I’m a normal person.
Like any normal person I start the day by visiting the Johns Hopkins COVID-19 tracker to take a screen shot and feed the data into a spreadsheet so I can create charts that demonstrate the trends over time.
This is so I can helpfully update Mike on the global status of the pandemic, with information like:
“Honey remember when I started on March 3rd and there were about 2,000 new cases per day… yesterday there were 63,836 new cases!”
You know, helpful data like that. He is so appreciative!
We have been adjusting as best we can.
We are still having daily walks, though an attempt to visit the beach this weekend was a bust as there were way too many folks down there.
The kids are in a way thrilled to be quarantined. They’ve been baking, getting lots of screen time, avoiding all the bean dishes I’ve made, and wearing pajamas all day. Yesterday I heard Willy ask Alice if they should change from their daytime pajamas to their night time pajamas. We made an executive decision to wash everyone’s bed linens.
Alice and I wake up every day between 7:00-7:30 AM then embark on a day-long talking adventure that seems to have no end. As I shower, she stands outside the curtain and regales me with a stream of consciousness monologue—and we go from there– until she falls asleep or I beg her to stop for just a little while.
She has been working on her school ipad since last week, though for a kid her age at times it can be really frustrating. They cannot work independently the way the older kids can. She misses her teachers and her friends. We miss her teacher and her friends, but I think she’s also thrilled to get the extra mom and dad time.

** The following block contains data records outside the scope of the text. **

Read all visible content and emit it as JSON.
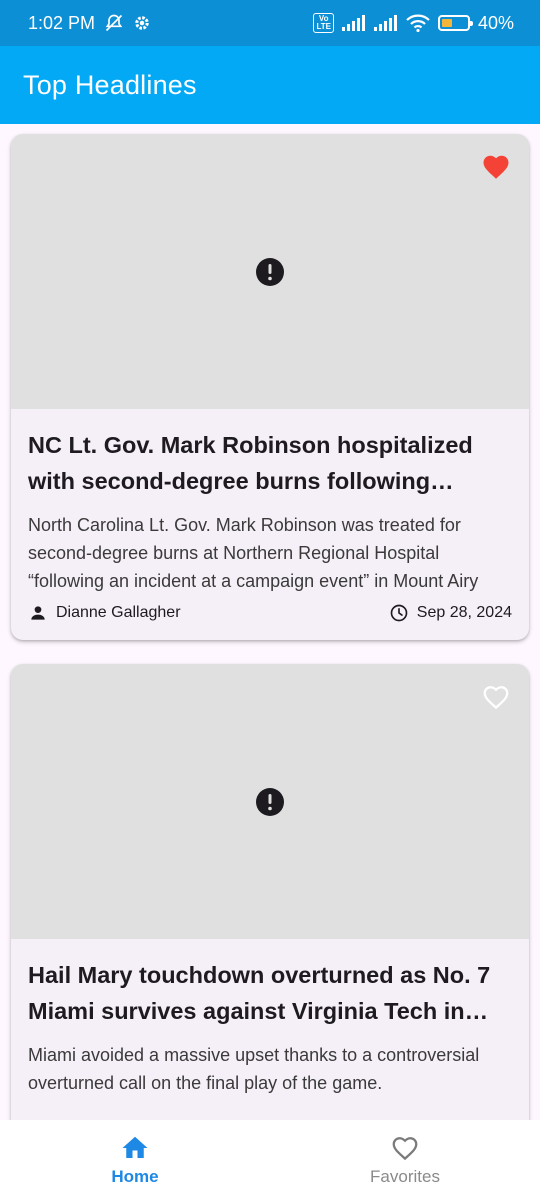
{
  "status_bar": {
    "time": "1:02 PM",
    "volte_label": "Vo\nLTE",
    "battery_percent": "40%",
    "battery_level": 0.4,
    "icons": [
      "mute-icon",
      "settings-icon",
      "volte-icon",
      "signal-icon",
      "signal-icon",
      "wifi-icon",
      "battery-icon"
    ]
  },
  "app_bar": {
    "title": "Top Headlines",
    "color": "#03a9f4"
  },
  "articles": [
    {
      "title": "NC Lt. Gov. Mark Robinson hospitalized with second-degree burns following incident at a campaign event",
      "description": "North Carolina Lt. Gov. Mark Robinson was treated for second-degree burns at Northern Regional Hospital “following an incident at a campaign event” in Mount Airy",
      "author": "Dianne Gallagher",
      "date": "Sep 28, 2024",
      "favorited": true,
      "image_state": "error-icon"
    },
    {
      "title": "Hail Mary touchdown overturned as No. 7 Miami survives against Virginia Tech in thriller",
      "description": "Miami avoided a massive upset thanks to a controversial overturned call on the final play of the game.",
      "author": "",
      "date": "",
      "favorited": false,
      "image_state": "error-icon"
    }
  ],
  "bottom_nav": {
    "items": [
      {
        "label": "Home",
        "icon": "home-icon",
        "active": true
      },
      {
        "label": "Favorites",
        "icon": "heart-outline-icon",
        "active": false
      }
    ],
    "active_color": "#1e88e5",
    "inactive_color": "#8a8a8a"
  },
  "colors": {
    "favorite_active": "#f44336",
    "favorite_inactive": "#ffffff",
    "status_bar": "#0d8fd6"
  }
}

Last week I heard her say, “I’m going on a play date with my friend,” after which she walked into the living room, sat down, and started talking to herself. So, we are rising to the occasion as best we can.
Willy and his friends have started a youtube channel where they create videos of them playing a game called Brawlstars. Because this is a thing we do now?
I asked if I could post the link here and he agreed.
You have not lived until you’ve heard a group of seventh graders have a facetime meeting about how this task—I daresay any task– will be managed. Someone has to record it, someone has to add music in post-production, you know— it’s just like any group working on a project. At times the conversation is indistinguishable from some of my work meetings. He is convinced that this will lead to a lucrative career as a (what exactly?). We’re letting him enjoy the big dream for now.
James has been able to have one “real” ballet lesson. Mike installed a barre in Willy’s room this weekend because it’s the only room large enough for one. From now on we’re hoping that he can maintain his practice. We’re all wondering if camps will be back to normal this summer and what that might mean for the Bolshoi camp. But at the same time, we know that we simply will not know about this and many other things for a while.
Hartford and Middletown schools went online today so we’re eager to see how this will go. They all have work to do and seem to be managing it okay. It’s not the same, but we’re grateful to all the teachers and administrators for the work they’ve done.
This week we are…
Perfecting the art of maintaining just the right amount of eye contact in a web meeting.
Learning about the Spanish army. Google it. You won’t regret it.
Enjoying nightly online story time with the leader of our after school program, Chae Chae.
Challenging our friends Theo and Fiona to a LEGO design battle (They won roller coaster. They may have also won rocket.)
Swinging in the back yard (Alice)
Playing basketball in the back yard (Willy)
Doing Sudoku in the back yard (Kat)
Cleaning up the back yard (Mike)
Avoiding the back yard (James)
Having happy hour with friends
Walking up to friends’ houses and shouting at them from the driveway (in the cool way)
Watching movies together
Playing games together
Listening to music together
And standing in awe of our friends who are doing the important work right now–
making sure the elderly people in our community have food, medicine, and comfort,
on the front lines in hospitals,
advocating for vulnerable,
and setting up field hospitals